Instituto Nacional de Cancerología (INCan)
Av. San Fernando 22, col. Sección XVI. 4080
Tlalpan1 México, DF, México
Received on: November 2010
Accepted on: August 2011

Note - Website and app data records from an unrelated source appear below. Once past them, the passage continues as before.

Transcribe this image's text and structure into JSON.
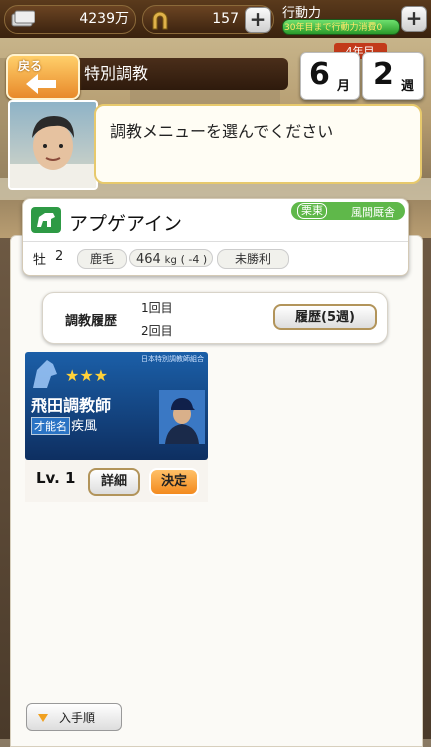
{
  "status_bar": {
    "money": "4239万",
    "horseshoe_count": "157",
    "action_label": "行動力",
    "action_note": "30年目まで行動力消費0"
  },
  "header": {
    "back_label": "戻る",
    "title": "特別調教",
    "year": "4年目",
    "month": "6",
    "month_unit": "月",
    "week": "2",
    "week_unit": "週"
  },
  "dialog": {
    "message": "調教メニューを選んでください"
  },
  "horse": {
    "name": "アプゲアイン",
    "region": "栗東",
    "stable": "風間厩舎",
    "sex": "牡",
    "age": "2",
    "coat": "鹿毛",
    "weight": "464",
    "weight_unit": "kg",
    "weight_change": "( -4 )",
    "record": "未勝利"
  },
  "history": {
    "label": "調教履歴",
    "first": "1回目",
    "second": "2回目",
    "button": "履歴(5週)"
  },
  "trainer_card": {
    "badge": "日本特別調教師組合",
    "stars": "★★★",
    "name": "飛田調教師",
    "talent_label": "才能名",
    "talent": "疾風",
    "level": "Lv. 1",
    "detail_button": "詳細",
    "decide_button": "決定"
  },
  "sort": {
    "label": "入手順"
  },
  "colors": {
    "accent_orange": "#f38a1e",
    "header_brown": "#3a220e",
    "horse_green": "#2e9a45",
    "card_blue": "#1b5fa8"
  }
}
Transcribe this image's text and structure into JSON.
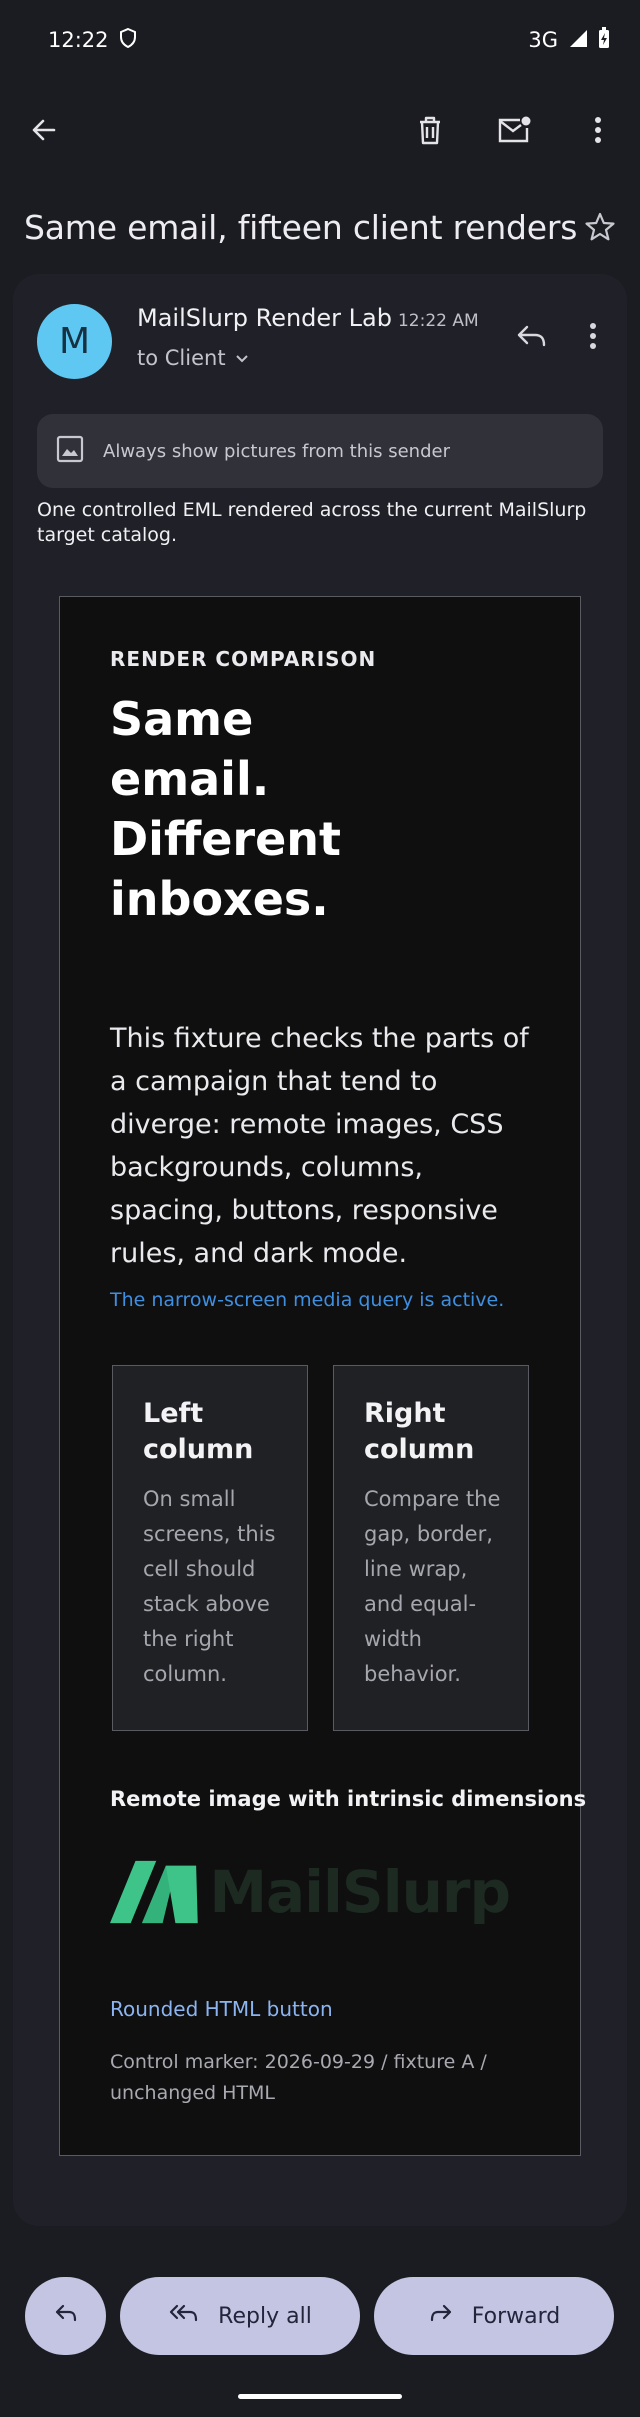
{
  "status_bar": {
    "time": "12:22",
    "network": "3G"
  },
  "subject": "Same email, fifteen client renders",
  "message": {
    "avatar_letter": "M",
    "sender_name": "MailSlurp Render Lab",
    "time": "12:22 AM",
    "recipient": "to Client",
    "images_banner": "Always show pictures from this sender",
    "preview": "One controlled EML rendered across the current MailSlurp target catalog."
  },
  "email_body": {
    "eyebrow": "RENDER COMPARISON",
    "headline": "Same email. Different inboxes.",
    "intro": "This fixture checks the parts of a campaign that tend to diverge: remote images, CSS backgrounds, columns, spacing, buttons, responsive rules, and dark mode.",
    "media_note": "The narrow-screen media query is active.",
    "left_column": {
      "title": "Left column",
      "text": "On small screens, this cell should stack above the right column."
    },
    "right_column": {
      "title": "Right column",
      "text": "Compare the gap, border, line wrap, and equal-width behavior."
    },
    "image_heading": "Remote image with intrinsic dimensions",
    "logo_text": "MailSlurp",
    "cta": "Rounded HTML button",
    "control_marker": "Control marker: 2026-09-29 / fixture A / unchanged HTML"
  },
  "actions": {
    "reply_all": "Reply all",
    "forward": "Forward"
  },
  "colors": {
    "background": "#1b1c21",
    "card": "#202128",
    "avatar": "#5ec8f2",
    "action_pill": "#c3c5e2",
    "link_blue": "#3f8fe0",
    "logo_green": "#3ec489"
  },
  "icons": [
    "back-arrow-icon",
    "trash-icon",
    "mark-unread-icon",
    "more-vert-icon",
    "star-icon",
    "reply-icon",
    "chevron-down-icon",
    "image-icon",
    "reply-all-icon",
    "forward-icon"
  ]
}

* StataCorp. Stata statistical software: Release 9.0 College Station, TX,USA: Stata Corporation; 2005.